'Spoken word is a really good medium to address social issues,' explains founder Reuben Braithwaite, 'If I call myself a musician or rapper I have to design all the other elements to accompany a song. With spoken word I can just get on stage and talk about what I want to talk about. I can inspire someone else in the audience with what I'm saying. It's a powerful tool for activism.'
Sophie Thompson found that whenever she went to an arts event there would always be the same people there, so she set up Hackney Arts. She wanted to use her experience of working in the arts to broaden the reach of creative culture across the borough.
'A lot of inspiration came from Hackney as a borough,' she explains, 'It's a place filled with talented people. I wanted to make sure that the thriving arts community reached everyone. The benefits should be shared by every community, no-one should be left behind.'
Hackney Arts uses income from workshops and expert-led excursions to organise free community arts workshops helping disadvanted people across the borough.
Ashwaad Uddin wanted to make sure that everyone in the borough could afford to keep fit.
He had fallen in love with Muay Thai when he was 11 and, after getting requests to help others learn it at his local gym, decided to turn his passion into a venture.

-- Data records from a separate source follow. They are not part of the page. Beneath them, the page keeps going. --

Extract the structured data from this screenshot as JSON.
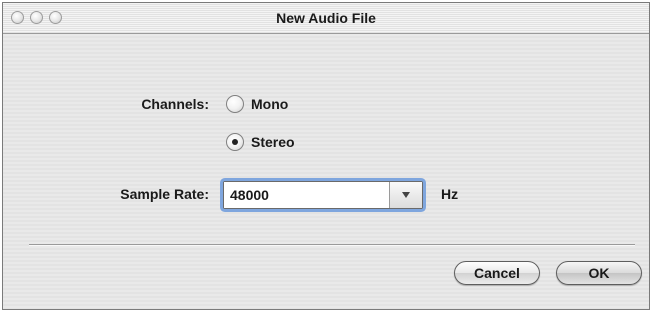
{
  "window": {
    "title": "New Audio File"
  },
  "channels": {
    "label": "Channels:",
    "options": [
      {
        "label": "Mono",
        "selected": false
      },
      {
        "label": "Stereo",
        "selected": true
      }
    ]
  },
  "sample_rate": {
    "label": "Sample Rate:",
    "value": "48000",
    "unit": "Hz"
  },
  "buttons": {
    "cancel": "Cancel",
    "ok": "OK"
  }
}
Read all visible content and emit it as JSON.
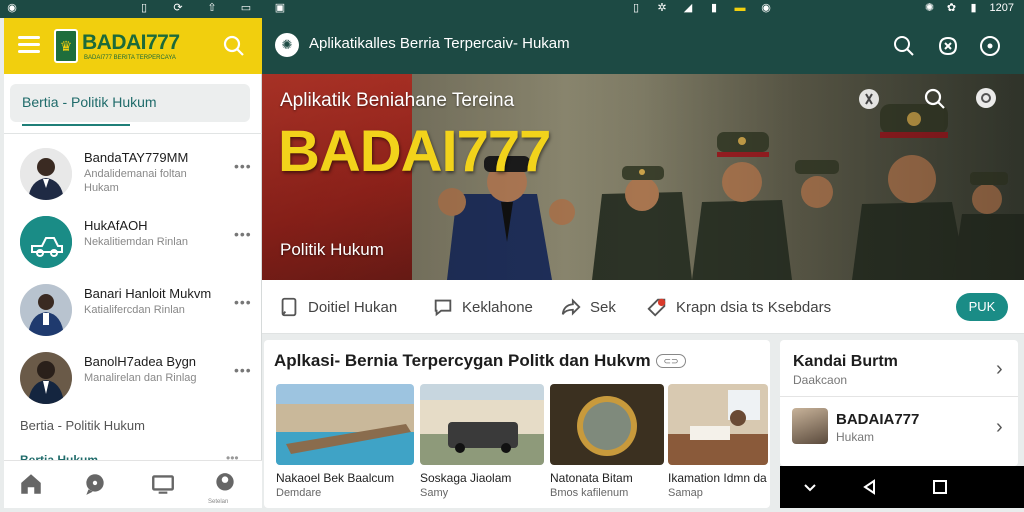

'I thought, why don't I just try start something? I came across UnLtd and thought I could take it forwards,' says Ashwaad.
He set up Legends Muay Thai, which offers affordable health and fitness for young people in Hackney. Where normal clubs would charge £10 a session, Ashwaad offers a varied pricing structure, from £2 to £7.
Deciding to focus his venture on creating social impact has helped him to feel more connected to Hackney - allowing him to think about his venture's role in the community.
'It's made me think about how else we can grow to deliver the needs of the community,' Ashwaad explains, Our eyes have opened more to the gaps where we could do more. We've realised there aren't many youth activities, we could see more young people coming because they have nowhere else to go. We really need a proper, fully-fledged youth centre locally.
These are just a handful of stories from the Hackney Connect programme. You can read more stories of the people UnLtd backed, and find out more about the impact of the programme, on our brand new Hackney Connect site.